Your excellent leader (The Guardian view on Little Amal: telling the unpalatable truth, 20 October) is a timely reminder of the proper value of art in an era when irony seems to have expired with the appointment of culture secretaries such as Oliver Dowden and Nadine Dorries. In England, this apparent decline in how we see our culture has been accompanied by the slow erosion of integrity, over the past 35 years, in an increasingly politically compromised Arts Council.
This trend began in 1985 under William Rees-Mogg’s chairmanship, when the Arts Council’s annual bid to the Treasury was published as a glossy “prospectus” at the time of Thatcher’s privatisation of public assets.

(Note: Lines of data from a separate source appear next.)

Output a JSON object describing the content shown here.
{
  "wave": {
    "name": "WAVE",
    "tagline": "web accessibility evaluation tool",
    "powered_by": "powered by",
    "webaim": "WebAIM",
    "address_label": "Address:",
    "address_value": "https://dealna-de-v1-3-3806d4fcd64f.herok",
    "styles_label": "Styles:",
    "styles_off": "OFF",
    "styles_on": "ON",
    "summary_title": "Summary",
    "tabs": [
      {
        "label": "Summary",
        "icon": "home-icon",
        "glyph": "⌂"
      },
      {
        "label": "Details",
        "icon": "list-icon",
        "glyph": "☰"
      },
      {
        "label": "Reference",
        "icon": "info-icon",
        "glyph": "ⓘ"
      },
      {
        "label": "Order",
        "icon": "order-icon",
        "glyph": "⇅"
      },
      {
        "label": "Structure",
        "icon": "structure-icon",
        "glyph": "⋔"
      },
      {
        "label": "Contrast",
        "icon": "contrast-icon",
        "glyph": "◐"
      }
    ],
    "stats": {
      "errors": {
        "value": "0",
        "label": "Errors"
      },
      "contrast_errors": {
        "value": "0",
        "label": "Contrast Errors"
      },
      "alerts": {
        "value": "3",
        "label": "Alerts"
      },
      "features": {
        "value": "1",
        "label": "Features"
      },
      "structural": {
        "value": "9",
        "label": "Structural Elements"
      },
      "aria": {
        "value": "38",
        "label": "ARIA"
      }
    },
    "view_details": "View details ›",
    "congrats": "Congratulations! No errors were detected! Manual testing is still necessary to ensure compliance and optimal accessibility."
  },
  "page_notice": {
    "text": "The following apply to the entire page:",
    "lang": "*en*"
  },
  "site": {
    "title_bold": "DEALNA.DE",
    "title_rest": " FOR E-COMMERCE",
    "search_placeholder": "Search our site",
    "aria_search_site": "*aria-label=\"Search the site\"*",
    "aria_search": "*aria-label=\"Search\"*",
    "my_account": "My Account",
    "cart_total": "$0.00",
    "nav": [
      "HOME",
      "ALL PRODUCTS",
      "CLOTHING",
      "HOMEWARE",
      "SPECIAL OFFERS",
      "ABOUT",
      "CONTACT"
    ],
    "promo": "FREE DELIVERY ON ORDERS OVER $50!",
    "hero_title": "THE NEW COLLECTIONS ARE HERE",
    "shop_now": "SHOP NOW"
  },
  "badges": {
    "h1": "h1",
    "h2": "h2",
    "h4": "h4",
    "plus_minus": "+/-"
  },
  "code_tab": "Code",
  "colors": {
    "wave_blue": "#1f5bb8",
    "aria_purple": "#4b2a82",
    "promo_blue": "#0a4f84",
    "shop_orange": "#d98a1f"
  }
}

It was entitled A Great British Success Story: An Invitation to the Nation to Invest in the Arts. The cover design consisted of ticket stubs for events, showing admission prices. No increase in annual grant resulted. It then took the centralising control-freakery of New Labour’s two culture ministry Tessas – Jowell and Blackstone – in 2001 to destroy the close relationships built up over decades with local government across England by sanctioning the Arts Council’s hostile takeover of the regional arts boards – the same boards that had taken on this role after the central body’s casual abandonment of regional arts events in 1956 and the inevitable ensuing bias towards metropolitan London.
Your editorial highlights both the beauty and brutality of art, whether in the form of objects, paintings, books or plays. I have been following “the walk” undertaken by the giant puppet Little Amal from the Turkey-Syria border to the UK, and am reminded of a novel by the author Peter Barry, also called The Walk, in which a young Ethiopian man is encouraged to walk from Heathrow to Trafalgar Square to raise money for famine relief in Africa, despite being weak with hunger. Both walks are for charity; both illustrate the axiom that seeing is believing; both were successful in their aim to raise money and awareness; and both sadly resulted in public loathing as well as empathy. Should life imitate art, or should art imitate life? I think the hatred of some people for beauty and good means that art must, as you argue, provide education as well as joy, otherwise that hatred will continue unchallenged.
Your editorial describes how the puppet of a young girl being walked from Turkey to the UK charmed but also disturbed audiences en route. It also refers to Lucy Kirkwood’s new short play, Maryland, as “a terrible thing to watch: a howl of pain and anger about violence against women”. Art acting as society’s conscience is what drove Ibsen to write: “My plays make people uncomfortable because when they see them they have to think … people want to be effortlessly entertained, not to be told unpleasant truths.” A script-in-hand performance at the Royal Court theatre and a puppet being carried overland from Turkey: one a reminder of the horror of violence against women, the other a chance to imagine a refugee child’s desperate journey across Europe. Both examples of what makes theatre so relevant and so important.
As a wise person once said: “Art should comfort the disturbed and disturb the comfortable.”